§ **What to do**: Scan the data for "Dollar" and copy the lines it appears in.

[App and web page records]
------------

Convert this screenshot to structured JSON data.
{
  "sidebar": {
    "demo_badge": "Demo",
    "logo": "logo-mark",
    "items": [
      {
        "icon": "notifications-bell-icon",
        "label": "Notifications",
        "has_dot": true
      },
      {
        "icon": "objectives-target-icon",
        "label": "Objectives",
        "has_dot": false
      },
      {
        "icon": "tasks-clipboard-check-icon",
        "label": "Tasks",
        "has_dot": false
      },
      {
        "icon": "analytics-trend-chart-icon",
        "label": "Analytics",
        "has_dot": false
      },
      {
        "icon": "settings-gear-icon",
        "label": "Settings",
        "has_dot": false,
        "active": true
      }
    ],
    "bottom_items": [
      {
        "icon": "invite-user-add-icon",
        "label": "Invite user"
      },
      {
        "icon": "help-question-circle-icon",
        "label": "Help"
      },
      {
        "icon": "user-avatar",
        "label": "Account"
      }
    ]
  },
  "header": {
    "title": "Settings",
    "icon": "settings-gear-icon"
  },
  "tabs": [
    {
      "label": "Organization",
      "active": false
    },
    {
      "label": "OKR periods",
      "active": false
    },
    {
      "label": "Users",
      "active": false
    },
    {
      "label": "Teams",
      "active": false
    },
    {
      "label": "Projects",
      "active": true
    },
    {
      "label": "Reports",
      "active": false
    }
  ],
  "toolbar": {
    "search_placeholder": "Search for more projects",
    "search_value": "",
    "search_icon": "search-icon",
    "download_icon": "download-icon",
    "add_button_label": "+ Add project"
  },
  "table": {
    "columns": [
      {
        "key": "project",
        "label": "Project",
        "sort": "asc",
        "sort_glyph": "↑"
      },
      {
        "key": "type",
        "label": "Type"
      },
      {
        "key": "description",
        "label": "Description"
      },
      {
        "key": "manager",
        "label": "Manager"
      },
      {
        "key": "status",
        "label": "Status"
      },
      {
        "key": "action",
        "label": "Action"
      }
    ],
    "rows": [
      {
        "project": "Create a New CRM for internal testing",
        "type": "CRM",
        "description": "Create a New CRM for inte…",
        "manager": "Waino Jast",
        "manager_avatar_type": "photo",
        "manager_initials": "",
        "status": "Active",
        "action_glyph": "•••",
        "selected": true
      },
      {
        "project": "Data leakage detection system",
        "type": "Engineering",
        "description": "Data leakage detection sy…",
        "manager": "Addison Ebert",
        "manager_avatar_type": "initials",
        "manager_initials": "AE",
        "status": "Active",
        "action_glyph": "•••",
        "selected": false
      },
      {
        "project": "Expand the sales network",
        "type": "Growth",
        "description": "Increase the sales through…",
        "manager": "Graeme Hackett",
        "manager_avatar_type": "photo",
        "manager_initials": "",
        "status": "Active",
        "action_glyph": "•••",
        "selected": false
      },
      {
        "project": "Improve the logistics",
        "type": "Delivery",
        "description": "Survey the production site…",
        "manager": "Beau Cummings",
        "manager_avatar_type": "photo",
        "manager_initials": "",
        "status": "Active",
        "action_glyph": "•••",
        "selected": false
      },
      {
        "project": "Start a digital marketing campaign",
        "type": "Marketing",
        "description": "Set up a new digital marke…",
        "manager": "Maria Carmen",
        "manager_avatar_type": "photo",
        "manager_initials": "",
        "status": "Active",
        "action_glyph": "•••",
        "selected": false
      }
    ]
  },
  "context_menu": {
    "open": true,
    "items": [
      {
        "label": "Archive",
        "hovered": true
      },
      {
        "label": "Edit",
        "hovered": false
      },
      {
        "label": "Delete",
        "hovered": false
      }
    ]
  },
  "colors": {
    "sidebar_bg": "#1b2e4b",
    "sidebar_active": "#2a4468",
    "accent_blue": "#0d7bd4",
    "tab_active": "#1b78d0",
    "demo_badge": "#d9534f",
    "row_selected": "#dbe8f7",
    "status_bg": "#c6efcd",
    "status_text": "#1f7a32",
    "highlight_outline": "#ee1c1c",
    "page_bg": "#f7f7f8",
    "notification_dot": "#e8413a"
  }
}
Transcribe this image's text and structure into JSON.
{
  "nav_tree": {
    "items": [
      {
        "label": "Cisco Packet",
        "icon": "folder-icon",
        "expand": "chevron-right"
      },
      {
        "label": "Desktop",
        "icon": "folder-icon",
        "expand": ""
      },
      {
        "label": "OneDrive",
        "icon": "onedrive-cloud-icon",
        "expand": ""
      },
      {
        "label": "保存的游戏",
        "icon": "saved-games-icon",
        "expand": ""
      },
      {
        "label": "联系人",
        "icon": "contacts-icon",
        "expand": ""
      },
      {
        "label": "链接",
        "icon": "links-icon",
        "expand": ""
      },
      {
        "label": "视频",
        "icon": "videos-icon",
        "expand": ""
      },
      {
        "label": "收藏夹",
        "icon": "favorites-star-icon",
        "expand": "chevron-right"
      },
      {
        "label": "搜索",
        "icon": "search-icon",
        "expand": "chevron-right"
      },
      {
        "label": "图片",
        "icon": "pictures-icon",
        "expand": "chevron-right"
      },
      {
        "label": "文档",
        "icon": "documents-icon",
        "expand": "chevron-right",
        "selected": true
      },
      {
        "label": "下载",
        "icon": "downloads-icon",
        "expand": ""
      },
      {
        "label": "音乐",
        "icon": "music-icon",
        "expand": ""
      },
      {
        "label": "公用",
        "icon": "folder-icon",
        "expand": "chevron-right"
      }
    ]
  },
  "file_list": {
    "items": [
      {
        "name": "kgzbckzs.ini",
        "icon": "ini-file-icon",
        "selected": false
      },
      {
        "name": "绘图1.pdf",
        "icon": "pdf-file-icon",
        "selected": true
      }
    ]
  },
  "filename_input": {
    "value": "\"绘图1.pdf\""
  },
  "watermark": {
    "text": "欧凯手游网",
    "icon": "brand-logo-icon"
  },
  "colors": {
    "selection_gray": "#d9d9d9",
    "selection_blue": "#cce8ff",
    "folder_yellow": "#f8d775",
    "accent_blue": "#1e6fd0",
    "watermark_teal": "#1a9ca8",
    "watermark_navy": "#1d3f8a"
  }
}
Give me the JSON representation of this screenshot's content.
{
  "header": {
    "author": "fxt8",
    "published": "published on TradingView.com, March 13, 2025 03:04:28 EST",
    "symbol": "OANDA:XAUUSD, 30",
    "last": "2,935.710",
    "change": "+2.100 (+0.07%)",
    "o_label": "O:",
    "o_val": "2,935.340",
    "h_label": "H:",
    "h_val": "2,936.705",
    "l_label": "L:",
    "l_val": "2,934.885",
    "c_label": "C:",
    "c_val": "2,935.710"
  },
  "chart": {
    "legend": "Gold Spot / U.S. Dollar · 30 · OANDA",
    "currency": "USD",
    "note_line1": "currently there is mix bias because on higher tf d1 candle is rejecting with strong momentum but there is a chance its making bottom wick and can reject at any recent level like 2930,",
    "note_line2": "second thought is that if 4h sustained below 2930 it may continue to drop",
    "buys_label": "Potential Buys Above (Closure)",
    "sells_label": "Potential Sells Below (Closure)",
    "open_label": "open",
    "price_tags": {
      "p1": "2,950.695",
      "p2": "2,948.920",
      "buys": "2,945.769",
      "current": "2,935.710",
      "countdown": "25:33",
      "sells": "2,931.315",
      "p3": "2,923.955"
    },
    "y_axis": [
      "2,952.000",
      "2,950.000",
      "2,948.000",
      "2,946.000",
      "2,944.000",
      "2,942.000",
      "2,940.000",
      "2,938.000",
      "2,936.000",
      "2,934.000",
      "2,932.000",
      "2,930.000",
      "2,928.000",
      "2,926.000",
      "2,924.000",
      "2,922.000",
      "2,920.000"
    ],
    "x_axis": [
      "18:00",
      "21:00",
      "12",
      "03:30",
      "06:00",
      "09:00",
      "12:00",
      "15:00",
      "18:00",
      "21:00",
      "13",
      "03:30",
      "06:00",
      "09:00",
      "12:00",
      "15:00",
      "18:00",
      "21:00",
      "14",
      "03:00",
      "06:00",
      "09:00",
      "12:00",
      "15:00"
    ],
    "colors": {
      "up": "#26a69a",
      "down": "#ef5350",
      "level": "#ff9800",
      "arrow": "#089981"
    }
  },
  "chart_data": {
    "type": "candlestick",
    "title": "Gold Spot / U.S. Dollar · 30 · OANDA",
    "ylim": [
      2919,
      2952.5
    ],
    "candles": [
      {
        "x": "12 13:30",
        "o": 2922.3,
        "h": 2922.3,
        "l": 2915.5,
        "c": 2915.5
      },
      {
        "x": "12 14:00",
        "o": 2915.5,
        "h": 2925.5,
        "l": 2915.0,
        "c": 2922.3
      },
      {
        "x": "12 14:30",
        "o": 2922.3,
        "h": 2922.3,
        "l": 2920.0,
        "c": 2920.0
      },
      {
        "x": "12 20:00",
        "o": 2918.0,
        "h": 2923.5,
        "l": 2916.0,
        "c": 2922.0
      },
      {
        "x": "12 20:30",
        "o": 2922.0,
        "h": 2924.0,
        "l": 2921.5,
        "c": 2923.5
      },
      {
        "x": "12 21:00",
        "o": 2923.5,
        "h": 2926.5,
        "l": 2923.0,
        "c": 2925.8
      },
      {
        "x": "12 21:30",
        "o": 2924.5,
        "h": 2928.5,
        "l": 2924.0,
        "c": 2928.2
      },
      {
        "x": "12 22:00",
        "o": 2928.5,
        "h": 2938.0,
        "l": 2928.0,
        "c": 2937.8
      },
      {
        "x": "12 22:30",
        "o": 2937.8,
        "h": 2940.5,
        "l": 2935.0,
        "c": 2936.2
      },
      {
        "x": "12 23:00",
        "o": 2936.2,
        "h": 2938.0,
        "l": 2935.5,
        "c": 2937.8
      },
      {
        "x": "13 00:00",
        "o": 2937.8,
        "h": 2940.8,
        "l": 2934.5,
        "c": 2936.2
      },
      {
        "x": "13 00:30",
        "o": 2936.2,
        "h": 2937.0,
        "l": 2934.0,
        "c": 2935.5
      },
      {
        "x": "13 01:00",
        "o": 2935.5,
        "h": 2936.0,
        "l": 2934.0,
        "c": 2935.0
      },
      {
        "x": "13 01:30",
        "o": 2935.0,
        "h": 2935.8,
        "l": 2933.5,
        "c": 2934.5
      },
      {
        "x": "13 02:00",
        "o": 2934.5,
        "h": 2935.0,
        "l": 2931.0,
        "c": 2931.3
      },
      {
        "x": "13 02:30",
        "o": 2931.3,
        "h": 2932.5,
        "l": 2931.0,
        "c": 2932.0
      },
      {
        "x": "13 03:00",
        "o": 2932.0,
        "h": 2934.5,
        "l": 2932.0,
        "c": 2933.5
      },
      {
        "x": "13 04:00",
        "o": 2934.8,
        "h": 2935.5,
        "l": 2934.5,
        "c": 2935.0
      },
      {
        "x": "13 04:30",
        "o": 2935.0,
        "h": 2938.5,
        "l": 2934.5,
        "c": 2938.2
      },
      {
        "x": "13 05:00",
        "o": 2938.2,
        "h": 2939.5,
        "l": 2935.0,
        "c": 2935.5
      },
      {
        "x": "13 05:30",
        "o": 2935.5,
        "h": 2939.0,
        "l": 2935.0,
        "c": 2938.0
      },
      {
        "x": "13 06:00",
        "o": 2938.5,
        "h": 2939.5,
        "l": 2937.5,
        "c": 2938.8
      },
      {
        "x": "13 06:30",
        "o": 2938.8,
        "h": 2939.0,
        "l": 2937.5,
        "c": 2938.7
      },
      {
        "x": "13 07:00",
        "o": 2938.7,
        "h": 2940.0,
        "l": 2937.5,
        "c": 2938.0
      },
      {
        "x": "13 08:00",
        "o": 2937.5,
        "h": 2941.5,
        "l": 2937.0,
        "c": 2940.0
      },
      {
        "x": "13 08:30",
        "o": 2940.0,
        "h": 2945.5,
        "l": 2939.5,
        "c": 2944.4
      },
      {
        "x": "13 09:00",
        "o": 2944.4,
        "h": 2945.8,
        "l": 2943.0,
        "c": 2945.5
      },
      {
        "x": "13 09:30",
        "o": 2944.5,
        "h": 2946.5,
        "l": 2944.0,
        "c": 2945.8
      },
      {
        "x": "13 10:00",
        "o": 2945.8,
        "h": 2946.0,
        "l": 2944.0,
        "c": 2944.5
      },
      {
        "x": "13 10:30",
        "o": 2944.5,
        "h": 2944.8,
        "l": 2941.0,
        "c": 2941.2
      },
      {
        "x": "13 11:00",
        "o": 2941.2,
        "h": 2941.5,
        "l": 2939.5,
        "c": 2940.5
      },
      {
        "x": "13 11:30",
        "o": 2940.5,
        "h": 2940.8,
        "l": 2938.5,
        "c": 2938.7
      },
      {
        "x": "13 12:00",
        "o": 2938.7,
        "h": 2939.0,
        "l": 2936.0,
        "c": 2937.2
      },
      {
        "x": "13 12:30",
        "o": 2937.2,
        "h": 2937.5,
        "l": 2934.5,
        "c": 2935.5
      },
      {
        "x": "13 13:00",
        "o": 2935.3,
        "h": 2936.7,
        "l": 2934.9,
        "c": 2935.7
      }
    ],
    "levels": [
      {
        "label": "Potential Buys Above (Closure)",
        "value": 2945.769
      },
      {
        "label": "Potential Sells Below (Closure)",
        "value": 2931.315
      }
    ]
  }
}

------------

§ **Solved exercise**:
    "legend": "Gold Spot / U.S. Dollar · 30 · OANDA",
    "title": "Gold Spot / U.S. Dollar · 30 · OANDA",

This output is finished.